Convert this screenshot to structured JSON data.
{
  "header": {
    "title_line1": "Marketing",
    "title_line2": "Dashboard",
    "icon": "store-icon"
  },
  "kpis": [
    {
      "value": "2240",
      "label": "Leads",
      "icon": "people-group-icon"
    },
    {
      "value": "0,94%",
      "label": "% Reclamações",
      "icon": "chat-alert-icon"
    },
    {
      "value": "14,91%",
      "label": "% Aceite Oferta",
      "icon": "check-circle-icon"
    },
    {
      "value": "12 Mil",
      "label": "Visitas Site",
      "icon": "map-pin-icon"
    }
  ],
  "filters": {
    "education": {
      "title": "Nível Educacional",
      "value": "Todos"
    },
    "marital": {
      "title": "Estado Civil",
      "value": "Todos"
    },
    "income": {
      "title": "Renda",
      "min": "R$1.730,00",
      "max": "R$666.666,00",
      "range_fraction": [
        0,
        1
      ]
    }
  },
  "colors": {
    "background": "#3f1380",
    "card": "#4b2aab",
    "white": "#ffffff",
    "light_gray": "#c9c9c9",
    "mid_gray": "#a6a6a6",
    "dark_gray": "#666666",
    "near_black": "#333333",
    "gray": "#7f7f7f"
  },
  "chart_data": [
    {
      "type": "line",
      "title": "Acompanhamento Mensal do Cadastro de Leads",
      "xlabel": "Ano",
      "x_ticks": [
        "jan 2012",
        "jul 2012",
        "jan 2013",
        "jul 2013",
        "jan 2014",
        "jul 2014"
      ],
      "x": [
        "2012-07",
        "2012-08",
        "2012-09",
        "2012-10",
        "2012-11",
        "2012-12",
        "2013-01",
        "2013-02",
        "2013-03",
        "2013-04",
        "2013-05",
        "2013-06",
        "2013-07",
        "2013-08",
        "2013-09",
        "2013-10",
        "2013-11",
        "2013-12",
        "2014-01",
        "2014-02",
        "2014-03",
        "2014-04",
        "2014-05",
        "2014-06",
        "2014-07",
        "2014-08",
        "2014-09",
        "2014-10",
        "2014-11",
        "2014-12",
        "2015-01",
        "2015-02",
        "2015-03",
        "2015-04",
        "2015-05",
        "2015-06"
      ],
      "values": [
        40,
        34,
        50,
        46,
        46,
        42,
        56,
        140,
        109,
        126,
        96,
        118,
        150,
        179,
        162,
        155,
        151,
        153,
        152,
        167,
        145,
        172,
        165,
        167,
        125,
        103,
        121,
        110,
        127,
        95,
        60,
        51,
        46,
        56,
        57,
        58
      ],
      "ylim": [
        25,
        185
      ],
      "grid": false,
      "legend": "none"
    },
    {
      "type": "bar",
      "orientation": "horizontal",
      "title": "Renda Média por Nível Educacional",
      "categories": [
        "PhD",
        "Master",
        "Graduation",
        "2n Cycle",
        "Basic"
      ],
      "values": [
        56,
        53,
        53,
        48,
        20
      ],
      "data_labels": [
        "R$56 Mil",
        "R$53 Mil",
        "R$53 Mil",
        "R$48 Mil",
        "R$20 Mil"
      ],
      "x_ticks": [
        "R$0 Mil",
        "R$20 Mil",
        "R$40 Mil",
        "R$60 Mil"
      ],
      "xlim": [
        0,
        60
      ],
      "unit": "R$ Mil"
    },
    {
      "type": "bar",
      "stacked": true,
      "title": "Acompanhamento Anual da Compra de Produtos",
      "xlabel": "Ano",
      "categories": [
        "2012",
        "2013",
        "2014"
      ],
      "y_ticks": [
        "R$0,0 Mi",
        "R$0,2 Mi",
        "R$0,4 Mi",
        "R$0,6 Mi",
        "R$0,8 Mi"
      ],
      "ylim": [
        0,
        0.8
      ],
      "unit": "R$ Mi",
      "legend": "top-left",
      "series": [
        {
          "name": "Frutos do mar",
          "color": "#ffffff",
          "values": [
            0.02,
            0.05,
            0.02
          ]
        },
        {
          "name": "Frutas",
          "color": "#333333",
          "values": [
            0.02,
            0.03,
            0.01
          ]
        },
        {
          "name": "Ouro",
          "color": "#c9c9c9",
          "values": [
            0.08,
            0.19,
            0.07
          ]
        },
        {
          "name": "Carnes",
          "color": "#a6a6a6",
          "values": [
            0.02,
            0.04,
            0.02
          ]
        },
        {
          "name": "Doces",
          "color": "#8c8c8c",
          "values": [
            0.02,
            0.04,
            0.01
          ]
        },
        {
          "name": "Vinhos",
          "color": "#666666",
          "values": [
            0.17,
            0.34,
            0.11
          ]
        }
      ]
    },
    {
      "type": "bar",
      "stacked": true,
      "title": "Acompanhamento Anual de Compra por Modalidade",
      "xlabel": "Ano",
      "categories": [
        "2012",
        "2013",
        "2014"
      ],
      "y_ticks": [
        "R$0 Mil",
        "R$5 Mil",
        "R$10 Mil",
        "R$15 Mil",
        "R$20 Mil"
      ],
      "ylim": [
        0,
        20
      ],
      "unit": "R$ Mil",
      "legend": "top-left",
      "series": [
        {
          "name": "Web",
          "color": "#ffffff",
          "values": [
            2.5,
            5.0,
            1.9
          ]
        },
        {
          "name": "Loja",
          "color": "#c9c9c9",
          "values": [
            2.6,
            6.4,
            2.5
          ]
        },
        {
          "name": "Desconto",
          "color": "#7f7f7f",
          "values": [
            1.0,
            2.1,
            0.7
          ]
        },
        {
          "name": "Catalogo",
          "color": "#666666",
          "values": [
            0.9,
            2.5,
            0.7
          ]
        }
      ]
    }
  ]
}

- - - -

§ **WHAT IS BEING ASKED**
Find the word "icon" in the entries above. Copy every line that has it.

§ **PROBLEM SOLUTION**
    "icon": "store-icon"
      "icon": "people-group-icon"
      "icon": "chat-alert-icon"
      "icon": "check-circle-icon"
      "icon": "map-pin-icon"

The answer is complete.